_To do_
For this exercise, restate the data below with no change at all.
--
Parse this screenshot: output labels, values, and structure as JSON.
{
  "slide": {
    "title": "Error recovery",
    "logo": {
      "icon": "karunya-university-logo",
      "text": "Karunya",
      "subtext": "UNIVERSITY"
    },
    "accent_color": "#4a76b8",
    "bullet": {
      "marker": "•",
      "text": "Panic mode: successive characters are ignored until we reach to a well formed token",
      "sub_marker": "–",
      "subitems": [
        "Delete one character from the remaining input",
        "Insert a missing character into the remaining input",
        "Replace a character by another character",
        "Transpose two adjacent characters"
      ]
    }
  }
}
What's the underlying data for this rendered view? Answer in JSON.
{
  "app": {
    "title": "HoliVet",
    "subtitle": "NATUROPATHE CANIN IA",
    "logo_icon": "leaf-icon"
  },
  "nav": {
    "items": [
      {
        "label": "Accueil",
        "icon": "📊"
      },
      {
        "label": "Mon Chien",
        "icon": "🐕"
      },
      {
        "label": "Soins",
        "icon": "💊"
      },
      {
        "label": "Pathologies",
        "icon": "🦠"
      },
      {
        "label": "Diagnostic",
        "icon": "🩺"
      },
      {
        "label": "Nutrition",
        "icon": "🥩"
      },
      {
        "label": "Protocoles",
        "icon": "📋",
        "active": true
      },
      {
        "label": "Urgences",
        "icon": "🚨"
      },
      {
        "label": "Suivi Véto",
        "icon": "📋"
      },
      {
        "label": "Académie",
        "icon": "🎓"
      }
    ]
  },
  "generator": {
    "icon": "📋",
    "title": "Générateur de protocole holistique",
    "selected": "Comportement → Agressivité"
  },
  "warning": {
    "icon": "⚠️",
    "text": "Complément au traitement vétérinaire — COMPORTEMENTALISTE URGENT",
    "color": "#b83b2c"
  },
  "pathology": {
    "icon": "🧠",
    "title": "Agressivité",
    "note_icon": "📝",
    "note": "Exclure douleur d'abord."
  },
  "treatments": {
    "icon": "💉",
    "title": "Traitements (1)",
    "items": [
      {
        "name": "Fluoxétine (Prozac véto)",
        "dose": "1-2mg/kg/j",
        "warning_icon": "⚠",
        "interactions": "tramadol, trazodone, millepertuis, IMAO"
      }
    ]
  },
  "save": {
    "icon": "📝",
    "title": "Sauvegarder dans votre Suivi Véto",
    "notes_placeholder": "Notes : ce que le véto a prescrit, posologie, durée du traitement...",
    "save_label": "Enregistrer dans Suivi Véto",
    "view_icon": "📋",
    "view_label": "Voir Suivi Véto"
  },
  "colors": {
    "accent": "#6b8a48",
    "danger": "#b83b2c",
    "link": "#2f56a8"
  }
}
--
_Result below_
Parse this screenshot: output labels, values, and structure as JSON.
{
  "slide": {
    "title": "Error recovery",
    "logo": {
      "icon": "karunya-university-logo",
      "text": "Karunya",
      "subtext": "UNIVERSITY"
    },
    "accent_color": "#4a76b8",
    "bullet": {
      "marker": "•",
      "text": "Panic mode: successive characters are ignored until we reach to a well formed token",
      "sub_marker": "–",
      "subitems": [
        "Delete one character from the remaining input",
        "Insert a missing character into the remaining input",
        "Replace a character by another character",
        "Transpose two adjacent characters"
      ]
    }
  }
}
What's the underlying data for this rendered view? Answer in JSON.
{
  "app": {
    "title": "HoliVet",
    "subtitle": "NATUROPATHE CANIN IA",
    "logo_icon": "leaf-icon"
  },
  "nav": {
    "items": [
      {
        "label": "Accueil",
        "icon": "📊"
      },
      {
        "label": "Mon Chien",
        "icon": "🐕"
      },
      {
        "label": "Soins",
        "icon": "💊"
      },
      {
        "label": "Pathologies",
        "icon": "🦠"
      },
      {
        "label": "Diagnostic",
        "icon": "🩺"
      },
      {
        "label": "Nutrition",
        "icon": "🥩"
      },
      {
        "label": "Protocoles",
        "icon": "📋",
        "active": true
      },
      {
        "label": "Urgences",
        "icon": "🚨"
      },
      {
        "label": "Suivi Véto",
        "icon": "📋"
      },
      {
        "label": "Académie",
        "icon": "🎓"
      }
    ]
  },
  "generator": {
    "icon": "📋",
    "title": "Générateur de protocole holistique",
    "selected": "Comportement → Agressivité"
  },
  "warning": {
    "icon": "⚠️",
    "text": "Complément au traitement vétérinaire — COMPORTEMENTALISTE URGENT",
    "color": "#b83b2c"
  },
  "pathology": {
    "icon": "🧠",
    "title": "Agressivité",
    "note_icon": "📝",
    "note": "Exclure douleur d'abord."
  },
  "treatments": {
    "icon": "💉",
    "title": "Traitements (1)",
    "items": [
      {
        "name": "Fluoxétine (Prozac véto)",
        "dose": "1-2mg/kg/j",
        "warning_icon": "⚠",
        "interactions": "tramadol, trazodone, millepertuis, IMAO"
      }
    ]
  },
  "save": {
    "icon": "📝",
    "title": "Sauvegarder dans votre Suivi Véto",
    "notes_placeholder": "Notes : ce que le véto a prescrit, posologie, durée du traitement...",
    "save_label": "Enregistrer dans Suivi Véto",
    "view_icon": "📋",
    "view_label": "Voir Suivi Véto"
  },
  "colors": {
    "accent": "#6b8a48",
    "danger": "#b83b2c",
    "link": "#2f56a8"
  }
}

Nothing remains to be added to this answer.